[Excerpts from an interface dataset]
--- START ---
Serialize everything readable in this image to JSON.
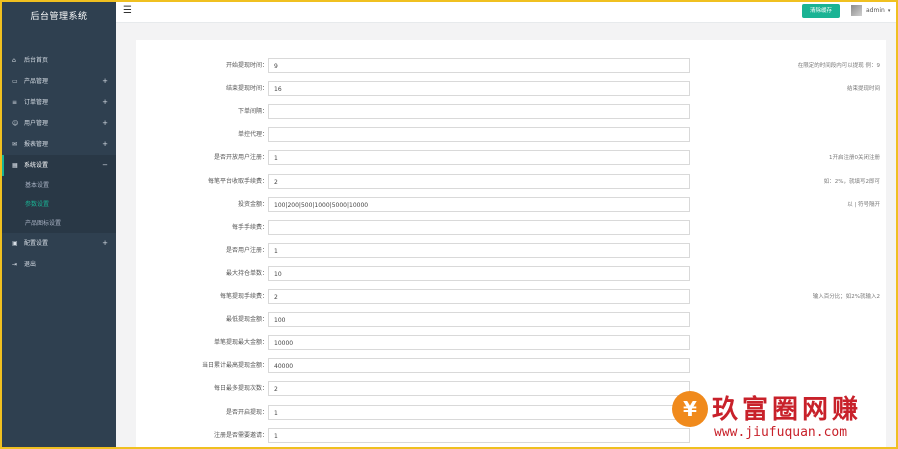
{
  "app": {
    "title": "后台管理系统"
  },
  "topbar": {
    "clear_label": "清除缓存",
    "user": "admin"
  },
  "sidebar": {
    "items": [
      {
        "label": "后台首页",
        "icon": "home-icon",
        "glyph": "⌂",
        "expandable": false
      },
      {
        "label": "产品管理",
        "icon": "monitor-icon",
        "glyph": "▭",
        "expandable": true
      },
      {
        "label": "订单管理",
        "icon": "list-icon",
        "glyph": "≡",
        "expandable": true
      },
      {
        "label": "用户管理",
        "icon": "users-icon",
        "glyph": "☺",
        "expandable": true
      },
      {
        "label": "报表管理",
        "icon": "mail-icon",
        "glyph": "✉",
        "expandable": true
      },
      {
        "label": "系统设置",
        "icon": "table-icon",
        "glyph": "▦",
        "expandable": true,
        "open": true
      },
      {
        "label": "配置设置",
        "icon": "image-icon",
        "glyph": "▣",
        "expandable": true
      },
      {
        "label": "退出",
        "icon": "logout-icon",
        "glyph": "⇥",
        "expandable": false
      }
    ],
    "sub_items": [
      {
        "label": "基本设置",
        "active": false
      },
      {
        "label": "参数设置",
        "active": true
      },
      {
        "label": "产品图标设置",
        "active": false
      }
    ]
  },
  "form": {
    "rows": [
      {
        "label": "开始提现时间：",
        "value": "9",
        "hint": "在限定的时间段内可以提现 例：9"
      },
      {
        "label": "结束提现时间：",
        "value": "16",
        "hint": "结束提现时间"
      },
      {
        "label": "下单间隔：",
        "value": "",
        "hint": ""
      },
      {
        "label": "单控代理：",
        "value": "",
        "hint": ""
      },
      {
        "label": "是否开放用户注册：",
        "value": "1",
        "hint": "1开启注册0关闭注册"
      },
      {
        "label": "每笔平台收取手续费：",
        "value": "2",
        "hint": "如：2%，就填写2即可"
      },
      {
        "label": "投资金额：",
        "value": "100|200|500|1000|5000|10000",
        "hint": "以 | 符号隔开"
      },
      {
        "label": "每手手续费：",
        "value": "",
        "hint": ""
      },
      {
        "label": "是否用户注册：",
        "value": "1",
        "hint": ""
      },
      {
        "label": "最大持仓单数：",
        "value": "10",
        "hint": ""
      },
      {
        "label": "每笔提现手续费：",
        "value": "2",
        "hint": "输入百分比；如2%就输入2"
      },
      {
        "label": "最低提现金额：",
        "value": "100",
        "hint": ""
      },
      {
        "label": "单笔提现最大金额：",
        "value": "10000",
        "hint": ""
      },
      {
        "label": "当日累计最高提现金额：",
        "value": "40000",
        "hint": ""
      },
      {
        "label": "每日最多提现次数：",
        "value": "2",
        "hint": ""
      },
      {
        "label": "是否开启提现：",
        "value": "1",
        "hint": ""
      },
      {
        "label": "注册是否需要邀请：",
        "value": "1",
        "hint": ""
      }
    ]
  },
  "watermark": {
    "title": "玖富圈网赚",
    "url": "www.jiufuquan.com",
    "logo_glyph": "¥"
  },
  "colors": {
    "sidebar": "#2f4050",
    "accent": "#1ab394",
    "frame": "#f0c020",
    "watermark": "#c8212a"
  }
}
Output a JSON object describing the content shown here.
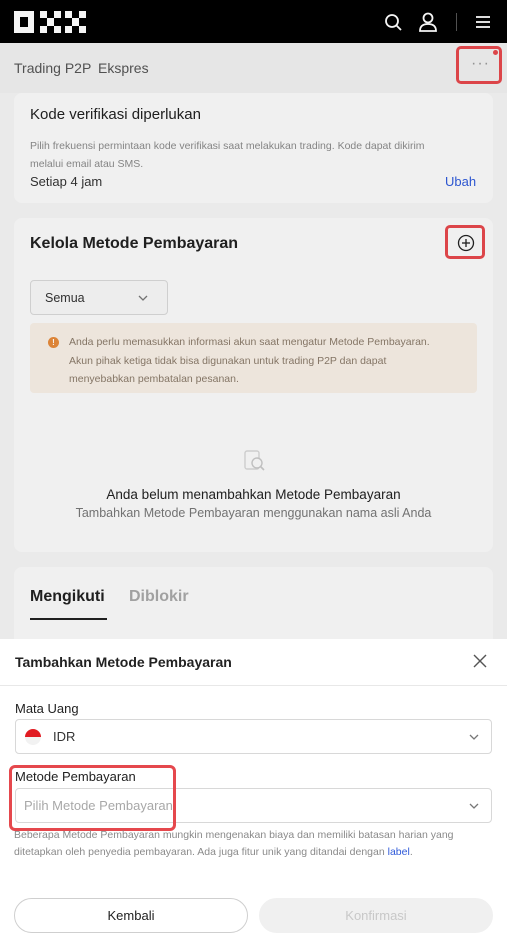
{
  "brand": {
    "logo_name": "OKX",
    "highlight_color": "#e5484d",
    "link_color": "#2f5ad9"
  },
  "topbar": {
    "icons": [
      "search-icon",
      "user-icon",
      "menu-icon"
    ]
  },
  "subnav": {
    "tab1": "Trading P2P",
    "tab2": "Ekspres",
    "more": "···"
  },
  "verification": {
    "title": "Kode verifikasi diperlukan",
    "description_line1": "Pilih frekuensi permintaan kode verifikasi saat melakukan trading. Kode dapat dikirim",
    "description_line2": "melalui email atau SMS.",
    "frequency": "Setiap 4 jam",
    "edit_label": "Ubah"
  },
  "payment_methods": {
    "title": "Kelola Metode Pembayaran",
    "filter_value": "Semua",
    "warning_line1": "Anda perlu memasukkan informasi akun saat mengatur Metode Pembayaran.",
    "warning_line2": "Akun pihak ketiga tidak bisa digunakan untuk trading P2P dan dapat",
    "warning_line3": "menyebabkan pembatalan pesanan.",
    "empty_title": "Anda belum menambahkan Metode Pembayaran",
    "empty_subtitle": "Tambahkan Metode Pembayaran menggunakan nama asli Anda"
  },
  "tabs": {
    "following": "Mengikuti",
    "blocked": "Diblokir"
  },
  "modal": {
    "title": "Tambahkan Metode Pembayaran",
    "currency_label": "Mata Uang",
    "currency_value": "IDR",
    "method_label": "Metode Pembayaran",
    "method_placeholder": "Pilih Metode Pembayaran",
    "note_text": "Beberapa Metode Pembayaran mungkin mengenakan biaya dan memiliki batasan harian yang ditetapkan oleh penyedia pembayaran. Ada juga fitur unik yang ditandai dengan",
    "note_link": "label",
    "back_label": "Kembali",
    "confirm_label": "Konfirmasi"
  }
}
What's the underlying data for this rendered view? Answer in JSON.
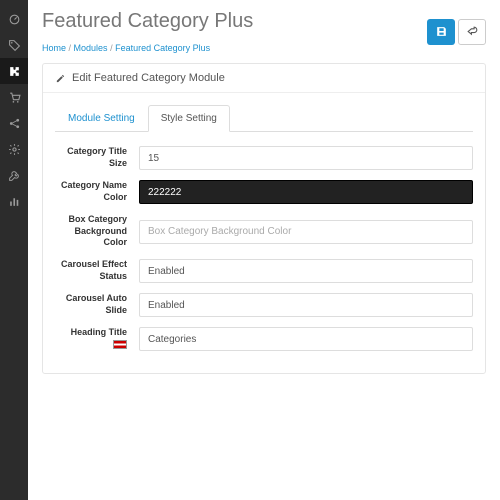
{
  "header": {
    "title": "Featured Category Plus",
    "breadcrumbs": [
      "Home",
      "Modules",
      "Featured Category Plus"
    ]
  },
  "panel": {
    "title": "Edit Featured Category Module"
  },
  "tabs": [
    {
      "label": "Module Setting",
      "active": false
    },
    {
      "label": "Style Setting",
      "active": true
    }
  ],
  "form": {
    "category_title_size": {
      "label": "Category Title Size",
      "value": "15"
    },
    "category_name_color": {
      "label": "Category Name Color",
      "value": "222222",
      "bg": "#222222"
    },
    "box_bg_color": {
      "label": "Box Category Background Color",
      "placeholder": "Box Category Background Color",
      "value": ""
    },
    "carousel_effect": {
      "label": "Carousel Effect Status",
      "value": "Enabled"
    },
    "carousel_auto": {
      "label": "Carousel Auto Slide",
      "value": "Enabled"
    },
    "heading_title": {
      "label": "Heading Title",
      "value": "Categories"
    }
  },
  "colors": {
    "primary": "#1e91cf",
    "sidebar": "#2c2c2c"
  }
}
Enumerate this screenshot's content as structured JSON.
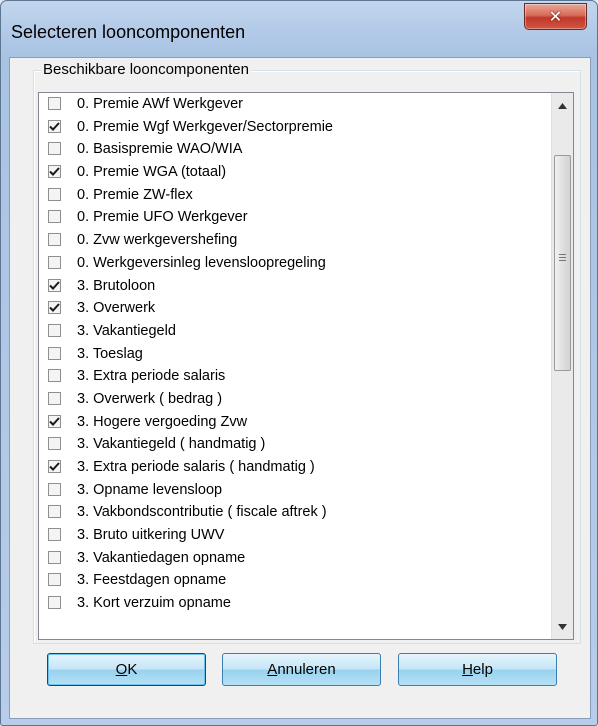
{
  "window": {
    "title": "Selecteren looncomponenten"
  },
  "group": {
    "legend": "Beschikbare looncomponenten"
  },
  "items": [
    {
      "label": "0. Premie AWf Werkgever",
      "checked": false
    },
    {
      "label": "0. Premie Wgf Werkgever/Sectorpremie",
      "checked": true
    },
    {
      "label": "0. Basispremie WAO/WIA",
      "checked": false
    },
    {
      "label": "0. Premie WGA (totaal)",
      "checked": true
    },
    {
      "label": "0. Premie ZW-flex",
      "checked": false
    },
    {
      "label": "0. Premie UFO Werkgever",
      "checked": false
    },
    {
      "label": "0. Zvw werkgevershefing",
      "checked": false
    },
    {
      "label": "0. Werkgeversinleg levensloopregeling",
      "checked": false
    },
    {
      "label": "3. Brutoloon",
      "checked": true
    },
    {
      "label": "3. Overwerk",
      "checked": true
    },
    {
      "label": "3. Vakantiegeld",
      "checked": false
    },
    {
      "label": "3. Toeslag",
      "checked": false
    },
    {
      "label": "3. Extra periode salaris",
      "checked": false
    },
    {
      "label": "3. Overwerk ( bedrag )",
      "checked": false
    },
    {
      "label": "3. Hogere vergoeding Zvw",
      "checked": true
    },
    {
      "label": "3. Vakantiegeld ( handmatig )",
      "checked": false
    },
    {
      "label": "3. Extra periode salaris ( handmatig )",
      "checked": true
    },
    {
      "label": "3. Opname levensloop",
      "checked": false
    },
    {
      "label": "3. Vakbondscontributie ( fiscale aftrek )",
      "checked": false
    },
    {
      "label": "3. Bruto uitkering UWV",
      "checked": false
    },
    {
      "label": "3. Vakantiedagen opname",
      "checked": false
    },
    {
      "label": "3. Feestdagen opname",
      "checked": false
    },
    {
      "label": "3. Kort verzuim opname",
      "checked": false
    }
  ],
  "buttons": {
    "ok": {
      "accel": "O",
      "rest": "K"
    },
    "cancel": {
      "accel": "A",
      "rest": "nnuleren"
    },
    "help": {
      "accel": "H",
      "rest": "elp"
    }
  },
  "icons": {
    "close": "close-icon",
    "check": "checkmark-icon",
    "scroll_up": "scroll-up-arrow-icon",
    "scroll_down": "scroll-down-arrow-icon"
  }
}
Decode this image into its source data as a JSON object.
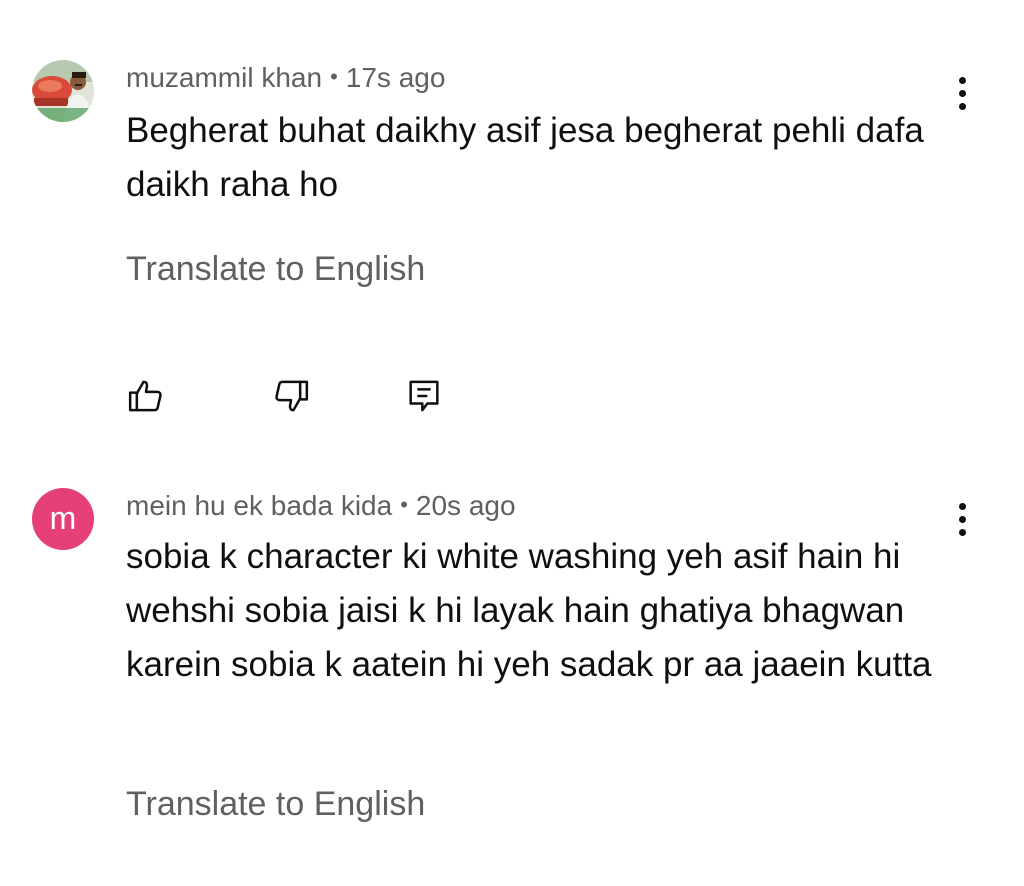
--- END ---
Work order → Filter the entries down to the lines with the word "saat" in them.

Answer to this problem →
    "description_line1": "Pilih frekuensi permintaan kode verifikasi saat melakukan trading. Kode dapat dikirim",
    "warning_line1": "Anda perlu memasukkan informasi akun saat mengatur Metode Pembayaran.",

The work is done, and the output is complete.